The Hambidge Center served as the foundation of our creative research in 2009. So, in 2019 we went back to our roots to shoot a video about where it all started. Ten years ago, the goal of our research was to increase the number of disruptive idea’s someone could create by reigniting their imagination and creativity. We did this in four stages, over the course of six hours. It was at Hambidge where we discovered and proved that creativity could be taught and learned.
Tucked away in the North Georgia mountains, The Hambidge Center attracts artists from all over the country and world to explore their creativity in brand new ways. Hambidge encourages artists to fully engage in their work by providing space to test and discover new ideas. Away from the every-day hustle, Hambidge is a natural clean slate for artistic expression.
We knew that if you took away the desk, the phone calls, the meetings, and got back to the essence of who you are, then you could suppress your critical filters and engage creativity. With all the right resources for artistic community and exclusion from the everyday status quo, Hambidge was the perfect place to rediscover and strengthen innate creativity.

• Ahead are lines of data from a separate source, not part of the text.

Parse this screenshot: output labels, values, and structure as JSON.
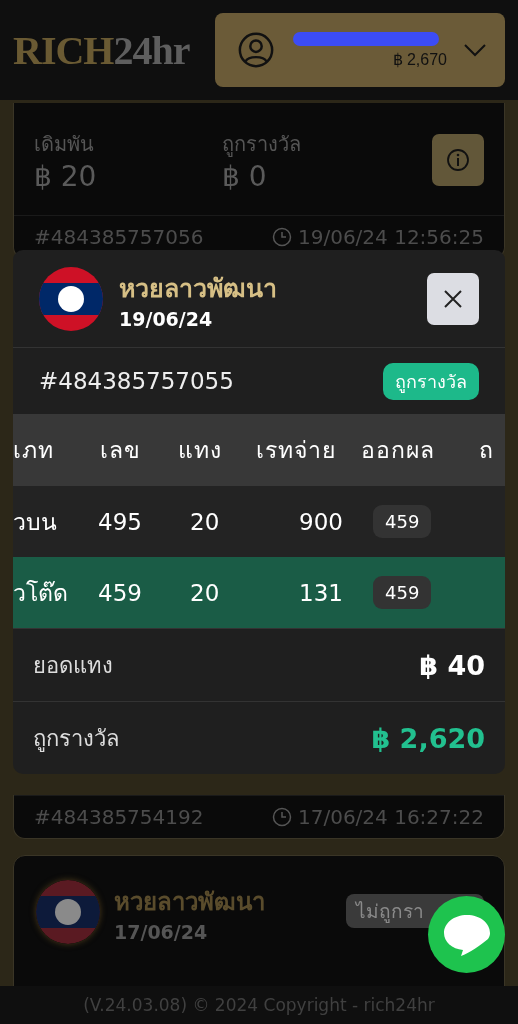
{
  "header": {
    "logo": {
      "part1": "RICH",
      "part2": "24hr"
    },
    "account": {
      "balance": "฿ 2,670",
      "phone_redacted": true
    }
  },
  "cards": [
    {
      "kind": "summary",
      "bet_label": "เดิมพัน",
      "bet_value": "฿ 20",
      "win_label": "ถูกรางวัล",
      "win_value": "฿ 0",
      "ticket": "#484385757056",
      "time": "19/06/24 12:56:25"
    },
    {
      "kind": "footer",
      "ticket": "#484385754192",
      "time": "17/06/24 16:27:22"
    },
    {
      "kind": "lottery",
      "title": "หวยลาวพัฒนา",
      "date": "17/06/24",
      "status": "ไม่ถูกรา",
      "won": false
    }
  ],
  "modal": {
    "title": "หวยลาวพัฒนา",
    "date": "19/06/24",
    "ticket": "#484385757055",
    "status": "ถูกรางวัล",
    "won": true,
    "table": {
      "columns": [
        "เภท",
        "เลข",
        "แทง",
        "เรทจ่าย",
        "ออกผล",
        "ถ"
      ],
      "rows": [
        {
          "type": "วบน",
          "number": "495",
          "bet": "20",
          "rate": "900",
          "result": "459",
          "won": false
        },
        {
          "type": "วโต๊ด",
          "number": "459",
          "bet": "20",
          "rate": "131",
          "result": "459",
          "won": true
        }
      ]
    },
    "total_label": "ยอดแทง",
    "total_value": "฿ 40",
    "prize_label": "ถูกรางวัล",
    "prize_value": "฿ 2,620"
  },
  "footer": {
    "copyright": "(V.24.03.08) © 2024 Copyright - rich24hr"
  }
}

So that’s what we did. With a group of leaders from the for-profit and non-profit sectors, university systems, consulting firms, and other executives, we discovered that with training, we could increase an individual’s ability to create disruptive ideas by 240%. But how?
We began with a benchmark test to understand each individual’s Thinking Profile – their tendency to sway critical, creative, or to switch back and forth when problem solving, and their ability to create ideas using our four categories – fluency, flexibility, originality, and disruption. Fluency measured number of ideas created. Flexibility measured unique approaches, meaning if you reinvented McDonald’s you would consider various aspects such as the facility, the menu, the drive thru, the brand, and so on. Originality measured an idea’s uniqueness, whether it makes sense or not. Disruption measures an idea’s potential to disrupt the status quo. These ideas are most often original, highly creative, and keep trends of the future in mind.

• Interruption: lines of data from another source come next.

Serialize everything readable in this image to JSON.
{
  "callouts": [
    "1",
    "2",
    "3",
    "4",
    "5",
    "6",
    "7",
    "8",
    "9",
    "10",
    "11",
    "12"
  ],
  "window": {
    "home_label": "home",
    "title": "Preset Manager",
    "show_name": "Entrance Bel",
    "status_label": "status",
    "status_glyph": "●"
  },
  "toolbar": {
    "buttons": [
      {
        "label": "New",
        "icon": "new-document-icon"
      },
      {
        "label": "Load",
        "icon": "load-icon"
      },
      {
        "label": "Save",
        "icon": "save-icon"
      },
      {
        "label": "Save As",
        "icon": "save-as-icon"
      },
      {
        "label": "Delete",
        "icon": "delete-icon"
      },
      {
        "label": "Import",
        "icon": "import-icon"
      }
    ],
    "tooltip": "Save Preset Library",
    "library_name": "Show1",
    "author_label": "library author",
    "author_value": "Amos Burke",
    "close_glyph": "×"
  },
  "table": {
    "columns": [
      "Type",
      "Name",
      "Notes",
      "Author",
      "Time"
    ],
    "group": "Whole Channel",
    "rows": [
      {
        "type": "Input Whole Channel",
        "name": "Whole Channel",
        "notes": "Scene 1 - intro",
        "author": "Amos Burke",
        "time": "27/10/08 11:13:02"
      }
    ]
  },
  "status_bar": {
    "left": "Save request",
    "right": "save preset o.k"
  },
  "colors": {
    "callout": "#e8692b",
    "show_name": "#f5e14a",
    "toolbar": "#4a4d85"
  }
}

We then took each individual into Barker’s Mill on site at The Hambidge Center. They were coached and trained to use our Genius Thinking Patterns, and they started to see how they could use these patterns and tools to reinvent the future with something as seemingly archaic as the old grist mill. The third test was outside the mill, where they were encouraged to repress their critical filters and create ideas without the aid of a coach. They were to use what they had learned in the previous session to continue to create disruptive ideas of the future. Lastly, we gathered everyone and had them create ideas together, each individual bringing their unique approach to problem solving. Through these four tests, we could see how much each person improved and how their ideas became bigger, better, and more disruptive.
Unsurprisingly, not every client today wants to give up their cell phone and go into the woods. Instead, we use what we proved at The Hambidge Center – that the right cognitive balance of Thinking Profiles combined with training on Genius Thinking Patterns can ignite a team’s capability and an individual’s capacity for creating incredible, disruptive ideas of the future.
We are grateful to The Hambidge Center for fostering our research and for their hospitality as we returned to capture our story. Check out our video to take a deep dive into the story behind it all.